What does a bad breastfeeding latch look like?
Signs of a Poor Breastfeeding Latch
Your baby does not have their lips out like a fish. You can see that they have their lips tucked in and under, instead. You can hear a clicking or smacking noises as your little one tries to suck. Your breast milk supply is low.
What is a bad latch breastfeeding?
As well as being frustrating and distressing for your baby, a poor breastfeeding latch can give you sore nipples. It may also mean your baby can’t drain your breast effectively, leading to poor weight gain, reducing your milk supply, and putting you at increased risk of blocked milk ducts and mastitis.
What should a good latch feel like?
A proper latch should feel like a pull/tugging sensation, not painful, pinching or clamping down (and definitely not “toe-curling, worse than labor, can’t stand this another second” pain). Is baby’s mouth wide open at the corner of her lips?

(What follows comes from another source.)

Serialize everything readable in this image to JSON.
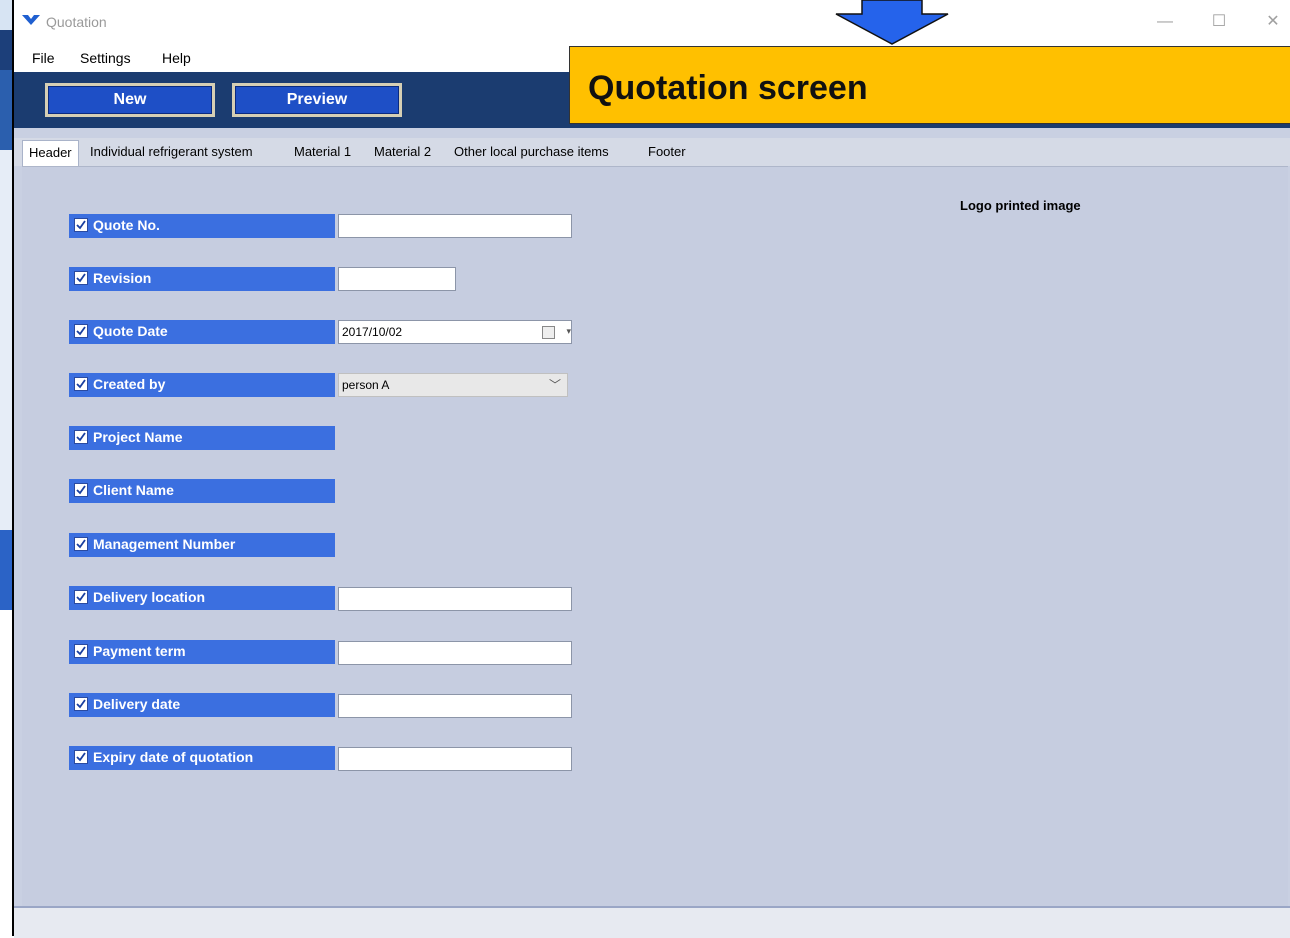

This is also a good sign!
How do you get a lazy baby to latch on?
Some babies latch on by themselves if you lean back and relax in a warm bath together, baby on your chest. Use a baby sling or carrier to keep your baby close between feedings. Keep the process happy. Play at nursing rather than working at nursing.
How do I get a good latch all the time?
Getting a good latch
- Create a calm environment first. Recline on pillows or other comfortable area. …
- Hold your baby skin-to-skin. Hold your baby, wearing only a diaper, against your bare chest. …
- Let your baby lead. …
- Support your baby, but don’t force the latch. …
- Allow your breast to hang naturally.
Will a shallow latch correct itself?
Breastfeeding takes practice, and once you are able to practice more, sometimes a shallow latch will correct itself just from practicing and learning over a few weeks. … Research shows that moms often stop breastfeeding in the first two weeks after their baby is born because they don’t have proper support.
How long does it take for latch to stop hurting?
The pain should not continue through the entire feeding, and there should not be pain between feedings. Pain usually peaks around the third day after birth, and is gone within two weeks. There is no skin damage – no cracks, blisters, or bleeding.